People standing in the bike lane

Lane Restrictions

As a bonus, here is a visual indication of how the bike lane has been narrowed in order to install the bollards. You can see how the original bike symbol is now cut off.

Smaller lane indication

I guess the counterargument is that we can now cycle in the gutter because it is protected. Whee.

Pointing Fingers

Is any of this worth complaining about? If so, who should face the blame?

Maybe this is not worth complaining about. We had another snowfall on Sunday Dec 1, and by Thursday Dec 5 the bike lanes were pretty clear (but we had some nice moderate temperatures in between). It is possible the Region learned its lesson from that first snowfall, and the lanes will all be cleared properly now.

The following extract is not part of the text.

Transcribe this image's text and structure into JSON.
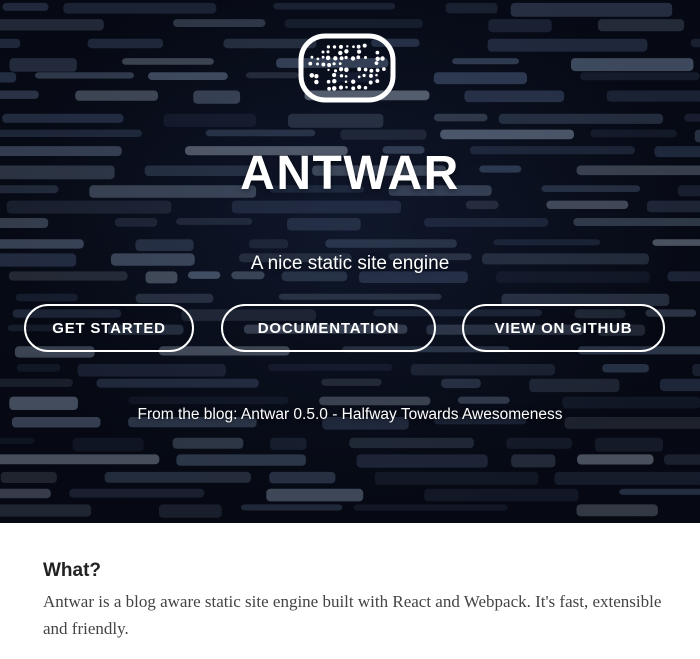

If the Region has not cleaned up its act (so to speak) then this is very much worth complaining about, because I strongly feel these bollards has made me less safe as a cyclist. I feel the Region (and the bike zealots) should be held responsible for the condition of the infrastructure they are imposing on me.

Is the Region to blame for everything? I am not sure. We can blame the people standing in the bike lane for standing in the bike lane, maybe, but maybe not -- the Region has created infrastructure that makes people think the bike lanes are a traffic island. I do feel comfortable blaming the driveway-owners for not clearing their driveways. I also feel comfortable with blaming the Region for making transitions between bollard and non-bollard sections of the bike lane so treacherous.

Are any of the problems I pointed out actually dangerous? Yes. Any patches of snow in the bike lanes turn to patches of ice when it gets colder, and that is treacherous. Going home on Wednesday was a real trial -- and that was TWO DAYS after the storm. Homeowners are expected to clear their sidewalks 24 hours after a snowstorm, but the Region is exempt from clearing its bike lanes properly after TWO DAYS?

Of course, lots of people (including you, probably) are pointing fingers at me, for being an idiot and cycling in the winter. Fair enough. I would still have a better time getting around town without the additional problems this "helpful" infrastructure is supposed to offer.